(Dataset rows for apps and sites)

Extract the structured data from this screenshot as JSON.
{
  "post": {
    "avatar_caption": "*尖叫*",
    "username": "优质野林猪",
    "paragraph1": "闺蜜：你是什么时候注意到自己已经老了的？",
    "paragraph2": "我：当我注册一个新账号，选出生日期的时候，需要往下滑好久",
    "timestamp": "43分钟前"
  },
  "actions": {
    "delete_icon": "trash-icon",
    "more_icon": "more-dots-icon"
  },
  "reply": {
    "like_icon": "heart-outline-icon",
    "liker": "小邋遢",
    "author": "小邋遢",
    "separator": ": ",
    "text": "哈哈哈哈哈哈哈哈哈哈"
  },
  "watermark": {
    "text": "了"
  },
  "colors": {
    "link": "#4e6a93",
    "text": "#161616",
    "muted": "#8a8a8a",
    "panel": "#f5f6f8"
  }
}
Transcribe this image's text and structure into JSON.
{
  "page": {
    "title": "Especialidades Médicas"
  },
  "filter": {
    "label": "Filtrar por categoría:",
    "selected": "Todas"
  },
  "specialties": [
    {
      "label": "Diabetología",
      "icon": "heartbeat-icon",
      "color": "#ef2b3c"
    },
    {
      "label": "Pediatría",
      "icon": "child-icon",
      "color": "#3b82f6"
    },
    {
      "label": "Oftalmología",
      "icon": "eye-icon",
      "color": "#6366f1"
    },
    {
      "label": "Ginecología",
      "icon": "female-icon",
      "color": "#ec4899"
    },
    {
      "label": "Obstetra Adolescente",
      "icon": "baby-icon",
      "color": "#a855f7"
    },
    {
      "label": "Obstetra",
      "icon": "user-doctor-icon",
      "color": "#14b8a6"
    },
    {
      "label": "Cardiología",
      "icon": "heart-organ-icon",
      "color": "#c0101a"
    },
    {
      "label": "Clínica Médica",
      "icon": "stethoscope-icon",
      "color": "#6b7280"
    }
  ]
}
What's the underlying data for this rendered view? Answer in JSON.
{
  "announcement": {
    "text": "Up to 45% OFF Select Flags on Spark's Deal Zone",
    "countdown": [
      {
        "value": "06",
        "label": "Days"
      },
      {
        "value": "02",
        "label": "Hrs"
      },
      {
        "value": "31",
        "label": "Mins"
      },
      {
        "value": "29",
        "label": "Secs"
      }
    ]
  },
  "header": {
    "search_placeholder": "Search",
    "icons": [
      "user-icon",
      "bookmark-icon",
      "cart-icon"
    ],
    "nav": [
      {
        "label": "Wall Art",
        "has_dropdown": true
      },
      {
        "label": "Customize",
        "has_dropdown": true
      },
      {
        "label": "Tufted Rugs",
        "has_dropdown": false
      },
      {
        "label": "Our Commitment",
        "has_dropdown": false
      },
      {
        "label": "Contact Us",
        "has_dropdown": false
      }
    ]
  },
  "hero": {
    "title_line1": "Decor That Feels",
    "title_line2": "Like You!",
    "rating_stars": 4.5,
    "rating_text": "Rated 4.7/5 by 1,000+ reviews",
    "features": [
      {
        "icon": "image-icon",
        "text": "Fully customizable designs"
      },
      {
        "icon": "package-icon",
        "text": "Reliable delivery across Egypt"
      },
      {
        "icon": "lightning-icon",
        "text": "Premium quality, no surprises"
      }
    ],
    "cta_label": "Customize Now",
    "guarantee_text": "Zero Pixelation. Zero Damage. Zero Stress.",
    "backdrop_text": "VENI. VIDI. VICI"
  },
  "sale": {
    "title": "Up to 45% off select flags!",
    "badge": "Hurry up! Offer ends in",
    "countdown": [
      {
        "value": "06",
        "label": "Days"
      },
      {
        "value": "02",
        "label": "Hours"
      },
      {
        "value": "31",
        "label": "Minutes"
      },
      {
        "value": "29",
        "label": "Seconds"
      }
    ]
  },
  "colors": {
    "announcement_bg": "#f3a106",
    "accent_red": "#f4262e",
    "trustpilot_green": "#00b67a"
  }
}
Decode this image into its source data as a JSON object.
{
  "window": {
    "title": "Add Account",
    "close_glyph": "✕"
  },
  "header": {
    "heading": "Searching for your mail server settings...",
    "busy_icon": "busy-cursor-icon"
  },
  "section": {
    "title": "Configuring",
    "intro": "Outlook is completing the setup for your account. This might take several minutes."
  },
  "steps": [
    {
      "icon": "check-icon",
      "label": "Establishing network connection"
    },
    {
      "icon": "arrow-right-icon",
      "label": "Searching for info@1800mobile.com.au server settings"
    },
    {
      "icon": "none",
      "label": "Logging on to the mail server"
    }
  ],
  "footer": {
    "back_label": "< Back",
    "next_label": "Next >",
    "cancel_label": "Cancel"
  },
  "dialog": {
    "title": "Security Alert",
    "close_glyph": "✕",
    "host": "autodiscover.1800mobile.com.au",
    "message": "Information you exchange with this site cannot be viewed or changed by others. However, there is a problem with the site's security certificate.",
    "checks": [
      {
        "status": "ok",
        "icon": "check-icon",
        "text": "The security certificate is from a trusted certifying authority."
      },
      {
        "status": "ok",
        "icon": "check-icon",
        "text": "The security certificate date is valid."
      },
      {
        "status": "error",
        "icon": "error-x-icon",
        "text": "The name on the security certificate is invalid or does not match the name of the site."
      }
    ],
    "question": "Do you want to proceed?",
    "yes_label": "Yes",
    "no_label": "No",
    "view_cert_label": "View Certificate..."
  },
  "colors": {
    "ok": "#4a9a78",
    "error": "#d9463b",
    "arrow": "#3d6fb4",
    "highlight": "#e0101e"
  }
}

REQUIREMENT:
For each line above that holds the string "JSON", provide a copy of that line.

OUTPUT OF THE EXERCISE:
Extract the structured data from this screenshot as JSON.
Transcribe this image's text and structure into JSON.
What's the underlying data for this rendered view? Answer in JSON.
Decode this image into its source data as a JSON object.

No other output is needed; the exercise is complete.